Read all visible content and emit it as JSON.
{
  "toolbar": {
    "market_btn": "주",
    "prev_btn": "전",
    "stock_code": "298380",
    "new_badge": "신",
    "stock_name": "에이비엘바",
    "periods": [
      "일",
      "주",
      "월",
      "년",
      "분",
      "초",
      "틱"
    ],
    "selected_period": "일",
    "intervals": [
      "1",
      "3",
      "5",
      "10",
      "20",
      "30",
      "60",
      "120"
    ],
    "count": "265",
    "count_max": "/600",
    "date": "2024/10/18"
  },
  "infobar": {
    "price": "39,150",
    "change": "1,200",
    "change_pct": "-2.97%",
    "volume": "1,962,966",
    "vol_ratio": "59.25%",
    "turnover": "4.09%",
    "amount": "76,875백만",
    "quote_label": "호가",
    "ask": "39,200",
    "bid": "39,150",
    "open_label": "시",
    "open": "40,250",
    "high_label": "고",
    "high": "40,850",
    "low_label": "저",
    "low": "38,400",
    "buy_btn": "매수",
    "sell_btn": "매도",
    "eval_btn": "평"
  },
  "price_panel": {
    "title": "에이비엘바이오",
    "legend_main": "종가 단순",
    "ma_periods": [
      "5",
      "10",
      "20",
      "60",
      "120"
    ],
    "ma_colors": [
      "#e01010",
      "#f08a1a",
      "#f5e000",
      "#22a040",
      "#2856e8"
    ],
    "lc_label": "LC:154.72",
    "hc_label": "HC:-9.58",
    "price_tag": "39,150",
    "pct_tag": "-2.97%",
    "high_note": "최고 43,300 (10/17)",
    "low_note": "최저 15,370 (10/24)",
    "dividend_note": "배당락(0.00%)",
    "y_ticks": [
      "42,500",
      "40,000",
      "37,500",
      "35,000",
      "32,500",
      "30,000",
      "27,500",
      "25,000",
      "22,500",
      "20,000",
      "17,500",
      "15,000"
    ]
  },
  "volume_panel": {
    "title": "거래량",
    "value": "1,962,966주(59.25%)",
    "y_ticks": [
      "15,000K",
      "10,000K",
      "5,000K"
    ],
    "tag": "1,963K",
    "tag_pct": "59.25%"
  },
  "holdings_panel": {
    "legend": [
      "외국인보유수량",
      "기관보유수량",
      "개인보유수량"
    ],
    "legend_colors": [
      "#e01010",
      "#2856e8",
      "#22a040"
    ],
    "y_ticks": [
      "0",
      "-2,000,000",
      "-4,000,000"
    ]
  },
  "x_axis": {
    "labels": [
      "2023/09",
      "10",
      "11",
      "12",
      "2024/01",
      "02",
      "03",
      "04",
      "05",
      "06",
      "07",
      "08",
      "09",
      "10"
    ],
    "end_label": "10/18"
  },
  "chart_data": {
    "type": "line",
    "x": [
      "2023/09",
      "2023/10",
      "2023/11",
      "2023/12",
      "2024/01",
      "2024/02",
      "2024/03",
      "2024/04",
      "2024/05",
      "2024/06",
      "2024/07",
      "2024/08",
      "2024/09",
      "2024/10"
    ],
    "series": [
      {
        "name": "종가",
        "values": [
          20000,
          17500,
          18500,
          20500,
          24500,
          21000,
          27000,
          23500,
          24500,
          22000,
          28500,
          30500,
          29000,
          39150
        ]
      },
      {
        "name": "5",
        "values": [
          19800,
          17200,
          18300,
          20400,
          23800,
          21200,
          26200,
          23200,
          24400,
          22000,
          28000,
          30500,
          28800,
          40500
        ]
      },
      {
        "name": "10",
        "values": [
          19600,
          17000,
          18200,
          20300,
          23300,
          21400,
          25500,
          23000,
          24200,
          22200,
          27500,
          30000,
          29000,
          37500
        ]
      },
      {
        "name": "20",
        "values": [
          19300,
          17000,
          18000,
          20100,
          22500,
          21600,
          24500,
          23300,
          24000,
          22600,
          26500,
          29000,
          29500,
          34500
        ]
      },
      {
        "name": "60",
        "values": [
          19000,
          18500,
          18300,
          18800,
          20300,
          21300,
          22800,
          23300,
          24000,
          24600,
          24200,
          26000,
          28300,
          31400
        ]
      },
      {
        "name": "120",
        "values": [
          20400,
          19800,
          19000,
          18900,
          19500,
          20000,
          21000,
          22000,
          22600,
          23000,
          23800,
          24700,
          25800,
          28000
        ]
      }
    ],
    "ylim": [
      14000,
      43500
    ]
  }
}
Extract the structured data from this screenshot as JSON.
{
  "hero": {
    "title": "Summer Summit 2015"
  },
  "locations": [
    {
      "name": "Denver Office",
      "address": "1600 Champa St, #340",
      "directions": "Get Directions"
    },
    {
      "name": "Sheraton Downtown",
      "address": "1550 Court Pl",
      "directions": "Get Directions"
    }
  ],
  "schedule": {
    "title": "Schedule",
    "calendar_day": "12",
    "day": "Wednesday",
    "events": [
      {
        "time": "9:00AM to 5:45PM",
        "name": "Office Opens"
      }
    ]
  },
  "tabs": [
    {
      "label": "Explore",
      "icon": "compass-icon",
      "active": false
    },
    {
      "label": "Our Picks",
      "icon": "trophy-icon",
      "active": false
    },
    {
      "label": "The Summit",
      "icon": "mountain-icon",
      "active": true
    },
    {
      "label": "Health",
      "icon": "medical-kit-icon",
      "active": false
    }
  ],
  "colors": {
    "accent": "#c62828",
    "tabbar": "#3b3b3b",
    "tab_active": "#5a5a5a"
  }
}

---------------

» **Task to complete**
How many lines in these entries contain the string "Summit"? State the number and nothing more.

» **Solution to the problem**
2